As I grow older and forgetful, I realize that my memory isn’t failing. Nearly everything I ever knew is still stored. It is only that it’s more difficult and takes longer to access. Twenty years ago the name of my kindergarten teacher would have come off my tongue instantly, even automatically. Today, if you asked me who she was, my slower processor would have to do dig through nearly 48 years’ worth of accumulated files, and I might hesitate for few moments. I may even appear to have forgotten her name altogether. But it’s still there, under the detritus collected over many years. My processor works sluggishly in the background until it does find the data at 3:00 a.m., by which time I have forgotten why I was trying to recall it. Or, at 6:00 a.m., as happened recently, in a dream I hear the name, slightly distorted, of someone I have not thought of in nearly 30 years. My processor burped it up randomly.
Although I don’t know much about either the human brain or its favorite toy, the computer, I believe that how they work is based on similar principles. Mechanically, they are different, but in some ways their ultimate functionality is the same. Walking on land, swimming through water, flying through air — no matter how it’s accomplished, it’s a form of locomotion that moves you from Point A to Point B. And so it is with human and electronic minds — both store, both access, both process, both calculate, both communicate. Surely by now science fiction writers have touched on every conceivable integration of human being and machine from sentient computers (HAL 9000/2001: A Space Odyssey) to computerized humans (Roger Corby/Star Trek) and, of course, androids (Data/Star Trek). The question is: Do computers think like humans because that is the only way of thinking we know and understand? Will the next revolution in human thought come when we discover other ways to perceive, compute, and think? Or are we married forever to one way because it is the only one we can imagine? Is our own thought, and the electronic extension of it, limited by our design?
My brain is like a computer whose hard drive is full, whose memory is faulty, and whose processor is failing, and life is like a program. If X, then Y. Everything, no matter how complex, could be reduced to choice. Events may be cumulative, but at each step there are choices and events that determine the next choices and events that determine the next, running parallel to one another, for the duration of each creature’s life — and potentially beyond, because what we do and have done affects other humans, other creatures. We’re in the program, so it’s hard to see it from a detached perspective. We live on the plane of our existence, not above it.
Somehow this reflection brought me to the rescue of Captain Richard Phillips from Somali pirates.
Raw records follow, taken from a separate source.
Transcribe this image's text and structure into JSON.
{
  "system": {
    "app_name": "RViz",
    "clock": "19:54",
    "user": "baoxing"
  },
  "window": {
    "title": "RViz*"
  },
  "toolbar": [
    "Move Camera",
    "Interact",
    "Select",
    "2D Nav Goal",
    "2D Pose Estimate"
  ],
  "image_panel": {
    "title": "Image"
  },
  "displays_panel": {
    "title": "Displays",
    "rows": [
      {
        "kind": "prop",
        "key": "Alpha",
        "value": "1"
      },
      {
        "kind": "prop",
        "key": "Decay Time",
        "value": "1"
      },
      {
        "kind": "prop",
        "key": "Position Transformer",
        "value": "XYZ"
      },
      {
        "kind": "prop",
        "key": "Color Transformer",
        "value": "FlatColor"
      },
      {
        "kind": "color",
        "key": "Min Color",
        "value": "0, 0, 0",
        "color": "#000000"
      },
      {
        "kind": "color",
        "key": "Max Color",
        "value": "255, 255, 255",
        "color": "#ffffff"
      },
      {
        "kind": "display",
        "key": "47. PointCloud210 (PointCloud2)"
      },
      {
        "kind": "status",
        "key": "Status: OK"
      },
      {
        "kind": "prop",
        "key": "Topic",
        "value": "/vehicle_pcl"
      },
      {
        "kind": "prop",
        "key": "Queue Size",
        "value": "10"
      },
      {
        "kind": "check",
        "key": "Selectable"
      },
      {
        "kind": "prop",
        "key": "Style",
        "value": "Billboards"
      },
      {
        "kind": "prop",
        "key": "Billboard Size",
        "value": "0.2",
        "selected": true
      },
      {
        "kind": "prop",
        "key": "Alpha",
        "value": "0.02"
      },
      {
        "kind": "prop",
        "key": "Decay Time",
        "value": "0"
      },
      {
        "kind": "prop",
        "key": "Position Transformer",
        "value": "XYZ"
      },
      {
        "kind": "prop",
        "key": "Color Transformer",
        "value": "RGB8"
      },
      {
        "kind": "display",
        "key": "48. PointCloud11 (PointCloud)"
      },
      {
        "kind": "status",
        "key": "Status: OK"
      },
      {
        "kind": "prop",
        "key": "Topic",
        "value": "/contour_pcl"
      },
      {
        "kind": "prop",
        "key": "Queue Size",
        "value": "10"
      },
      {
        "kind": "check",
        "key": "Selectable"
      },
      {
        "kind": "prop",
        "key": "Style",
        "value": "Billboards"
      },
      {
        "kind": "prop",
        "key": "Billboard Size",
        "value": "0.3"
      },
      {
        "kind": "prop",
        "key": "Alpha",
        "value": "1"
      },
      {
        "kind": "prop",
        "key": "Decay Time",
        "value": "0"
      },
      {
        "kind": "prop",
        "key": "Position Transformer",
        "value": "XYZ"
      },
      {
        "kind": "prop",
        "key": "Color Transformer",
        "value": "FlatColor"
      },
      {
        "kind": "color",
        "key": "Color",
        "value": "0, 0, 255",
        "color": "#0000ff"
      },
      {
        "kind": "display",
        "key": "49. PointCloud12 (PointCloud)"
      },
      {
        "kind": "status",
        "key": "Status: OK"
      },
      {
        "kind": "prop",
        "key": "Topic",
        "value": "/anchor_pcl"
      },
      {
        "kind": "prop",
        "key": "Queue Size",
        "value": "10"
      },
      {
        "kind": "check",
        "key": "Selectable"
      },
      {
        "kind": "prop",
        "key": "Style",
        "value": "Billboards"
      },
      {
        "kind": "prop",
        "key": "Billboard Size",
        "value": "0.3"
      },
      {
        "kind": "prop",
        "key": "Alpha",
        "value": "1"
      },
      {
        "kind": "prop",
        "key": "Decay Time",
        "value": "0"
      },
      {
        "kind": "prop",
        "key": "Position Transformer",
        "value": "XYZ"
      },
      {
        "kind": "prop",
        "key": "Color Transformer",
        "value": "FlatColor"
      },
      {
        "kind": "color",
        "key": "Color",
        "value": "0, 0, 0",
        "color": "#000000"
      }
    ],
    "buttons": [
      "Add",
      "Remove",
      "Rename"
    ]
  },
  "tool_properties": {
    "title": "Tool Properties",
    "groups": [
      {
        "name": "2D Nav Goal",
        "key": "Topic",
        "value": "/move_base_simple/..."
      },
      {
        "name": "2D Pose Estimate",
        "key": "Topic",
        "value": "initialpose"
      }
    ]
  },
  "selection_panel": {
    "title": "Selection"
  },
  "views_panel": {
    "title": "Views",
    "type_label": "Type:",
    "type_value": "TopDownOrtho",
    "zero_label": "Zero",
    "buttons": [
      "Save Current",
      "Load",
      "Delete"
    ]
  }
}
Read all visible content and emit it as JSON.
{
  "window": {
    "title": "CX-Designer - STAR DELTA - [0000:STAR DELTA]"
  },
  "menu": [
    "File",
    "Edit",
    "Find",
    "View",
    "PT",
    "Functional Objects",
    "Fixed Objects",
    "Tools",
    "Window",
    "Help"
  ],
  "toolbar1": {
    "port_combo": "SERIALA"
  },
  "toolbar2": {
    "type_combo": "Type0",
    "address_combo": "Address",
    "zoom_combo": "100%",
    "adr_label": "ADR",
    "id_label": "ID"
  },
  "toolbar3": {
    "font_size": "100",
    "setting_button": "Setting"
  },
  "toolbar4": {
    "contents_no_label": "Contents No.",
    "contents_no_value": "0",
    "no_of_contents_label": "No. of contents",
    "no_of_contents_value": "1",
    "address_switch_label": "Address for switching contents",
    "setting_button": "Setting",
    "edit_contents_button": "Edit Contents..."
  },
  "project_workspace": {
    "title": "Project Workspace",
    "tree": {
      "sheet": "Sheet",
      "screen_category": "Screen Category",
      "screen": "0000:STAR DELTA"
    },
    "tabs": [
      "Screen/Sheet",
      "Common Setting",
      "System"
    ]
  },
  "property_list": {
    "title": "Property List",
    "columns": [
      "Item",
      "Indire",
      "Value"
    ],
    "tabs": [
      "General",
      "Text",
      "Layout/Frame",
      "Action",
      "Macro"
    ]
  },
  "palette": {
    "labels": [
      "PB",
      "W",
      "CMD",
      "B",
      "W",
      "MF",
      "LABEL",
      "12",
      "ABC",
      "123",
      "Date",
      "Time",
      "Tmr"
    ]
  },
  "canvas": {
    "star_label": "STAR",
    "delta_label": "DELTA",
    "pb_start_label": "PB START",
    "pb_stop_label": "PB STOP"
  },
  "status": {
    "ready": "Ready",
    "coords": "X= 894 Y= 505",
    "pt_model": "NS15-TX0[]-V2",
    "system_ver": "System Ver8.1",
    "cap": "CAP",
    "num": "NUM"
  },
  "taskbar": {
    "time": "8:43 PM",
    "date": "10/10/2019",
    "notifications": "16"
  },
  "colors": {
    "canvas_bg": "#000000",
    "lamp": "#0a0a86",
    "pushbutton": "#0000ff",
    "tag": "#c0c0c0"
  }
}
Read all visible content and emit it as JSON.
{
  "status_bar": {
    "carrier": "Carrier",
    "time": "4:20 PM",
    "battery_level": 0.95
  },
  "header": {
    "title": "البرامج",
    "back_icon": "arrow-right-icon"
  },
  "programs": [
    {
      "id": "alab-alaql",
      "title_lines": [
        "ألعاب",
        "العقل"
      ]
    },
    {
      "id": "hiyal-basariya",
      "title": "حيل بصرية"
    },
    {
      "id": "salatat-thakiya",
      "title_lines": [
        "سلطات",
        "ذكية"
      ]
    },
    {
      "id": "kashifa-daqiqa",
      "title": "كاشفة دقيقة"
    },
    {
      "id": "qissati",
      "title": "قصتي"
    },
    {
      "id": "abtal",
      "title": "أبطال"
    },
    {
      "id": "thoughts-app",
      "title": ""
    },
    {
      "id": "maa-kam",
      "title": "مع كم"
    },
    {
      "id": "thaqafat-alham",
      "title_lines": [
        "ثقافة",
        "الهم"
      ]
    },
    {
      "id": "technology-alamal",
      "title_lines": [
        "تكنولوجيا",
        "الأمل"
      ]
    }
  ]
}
As we know, under orders from President Barack Obama to do what was necessary if Captain Phillips were in “imminent danger,” Navy SEAL sharpshooters killed the three remaining pirates, the ringleader having already given himself up. It was a reasonable plan that was well executed and, most important, successful.
But it might not have been. If any one of a number of things had gone wrong, the results might have been quite different. Captain Phillips might have been killed, which would have been a tragedy for him, his family, and his friends, and a disaster for President Obama and the Navy. Even if the mission had simply failed to retrieve Captain Phillips, we’d be asking hard questions about what went wrong and why the world’s strongest and most advanced military couldn’t rescue an American citizen from a handful of thugs. Obama and his administration would still be haunted by the mistakes made and trying to reestablish the public’s trust in their leadership. If A happens, Captain Phillips is retrieved. If B happens, he isn’t. If C happens, he is killed. Imagine all the branches that would lead to each of those outcomes, and all the branches that would stem from them. That’s how life works, or at least that’s how we see it. It’s all about possibilities, probabilities, and choices.
Perhaps that’s why virtual reality, games, and role playing are so popular. Unlike life, there are no real consequences of going with choice A, B, or C. In a “Somali Pirate” game, Captain Phillips would not be real, and neither would be the choices, decisions, or blood.
But the world is real, at least it seems so to us, and so is the program, faulty as it and the hardware and the operating system may be.
Still, I wonder how many worlds there are, and how many ways in which to perceive them. We’ll never know as long as we are trapped within our own limitations, which prevent us from escaping them.